Tree Stump For Leather Craft Work Bench
When I was in school in the 1970’s at Admiral Westphal Junior High School, some friends came home with me on the school bus to help haul this tree stump out of the woods and down the basement stairs at my parent’s home. A neighbour came over with a chainsaw to level off the top for me. Although I now have my own leather shop, this tree stump has been moved to several locations over the years and has been continually used for punching holes in leather and for holding leather craft tools.
A tree stump is very common in leather shops since it is so solid that their isn’t any bounce when pounding holes in leather or for setting rivets. On the side of the tree stump is attached a wooden block with holes drilled in it hold the various sizes of leather hole punches. More leather craft tools are held in place with short strips of leather nailed to the tree stump. I have been using this same tree stump work bench for many decades.
Hand Make Leather Craft Tools
The anvil on it is actually a train rail. My metal shop teacher in Junior High allowed me to come in on many many noon hours to use a hacksaw to saw the bottom off the train rail. A friend of mine helped me carry it from school to his house about half a mile a way where we took turns with a large electric hand grinder trying to smooth the narrow end which someone had originally cut with a blow torch. I still use the anvil for setting, rivets, setting snaps and pounding leather.

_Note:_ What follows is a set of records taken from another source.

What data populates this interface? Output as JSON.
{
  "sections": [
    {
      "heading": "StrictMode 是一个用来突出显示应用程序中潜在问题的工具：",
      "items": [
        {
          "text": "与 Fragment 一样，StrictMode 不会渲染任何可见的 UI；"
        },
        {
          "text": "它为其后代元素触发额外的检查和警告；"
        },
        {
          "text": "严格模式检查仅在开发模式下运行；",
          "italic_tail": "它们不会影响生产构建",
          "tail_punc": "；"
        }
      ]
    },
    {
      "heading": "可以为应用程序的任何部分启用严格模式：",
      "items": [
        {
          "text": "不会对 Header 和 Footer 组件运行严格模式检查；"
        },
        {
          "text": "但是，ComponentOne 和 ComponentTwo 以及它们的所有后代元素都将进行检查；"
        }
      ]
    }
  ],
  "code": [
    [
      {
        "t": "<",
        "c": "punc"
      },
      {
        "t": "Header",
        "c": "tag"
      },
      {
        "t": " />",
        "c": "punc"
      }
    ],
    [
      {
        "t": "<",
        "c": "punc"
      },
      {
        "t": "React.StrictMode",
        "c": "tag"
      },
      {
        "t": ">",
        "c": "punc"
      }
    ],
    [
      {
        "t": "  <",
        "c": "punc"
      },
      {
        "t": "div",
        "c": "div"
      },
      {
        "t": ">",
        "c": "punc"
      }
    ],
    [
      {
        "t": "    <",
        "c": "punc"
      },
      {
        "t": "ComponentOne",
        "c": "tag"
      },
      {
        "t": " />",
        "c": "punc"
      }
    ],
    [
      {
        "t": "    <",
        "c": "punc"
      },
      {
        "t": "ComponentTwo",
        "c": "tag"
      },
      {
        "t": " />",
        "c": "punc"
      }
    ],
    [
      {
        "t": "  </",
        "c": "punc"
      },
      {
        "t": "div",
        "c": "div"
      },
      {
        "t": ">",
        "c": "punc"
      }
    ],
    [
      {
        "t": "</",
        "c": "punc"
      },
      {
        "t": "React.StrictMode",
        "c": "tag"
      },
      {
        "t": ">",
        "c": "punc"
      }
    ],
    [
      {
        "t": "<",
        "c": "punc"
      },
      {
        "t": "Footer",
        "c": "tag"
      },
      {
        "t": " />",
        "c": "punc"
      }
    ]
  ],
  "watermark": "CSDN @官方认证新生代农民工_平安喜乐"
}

In the background you can see a red handled awl in a cork block which my uncle made for me out of screw driver. I have been using it since I was a young teenager. Other tools made at that time which I still use from time to time are imprint stamps that were made by hand filing and grinding designs into spike heads or metal rods. With my father’s guidance, we built a workbench out of 2″ X 4″ studs and heavy plywood for cutting my leather. Sometimes when I was able to pick up larger rusty items cheap like metal shoe lasts, another neighbour sandblasted off the rust and painted it for me so it look brand new. Even the local furnace repair man saved me some old furnace fan motors from replaced furnaces. I converted the motors into grinders and drum sanders with some attachments.
Involve Other Leather Hobbyists
You could also get someone else involved with your leather craft hobby so you could go splits on the tools to make it more affordable. My brother did leather work with me for about half a year when I first started and he bought some beginner leather craft tools. However his interest was only short lived.
When I was a young kid, I was lucky to have so many people support me and help me get started in my business since I did not have the money at that age to buy a lot of tools. Many of my original tools were made by myself or with the help of others. Every year for birthday or Christmas gifts, I would always ask for a new leather craft tool to start building my collection of tools which would expand my leather crafting capabilities.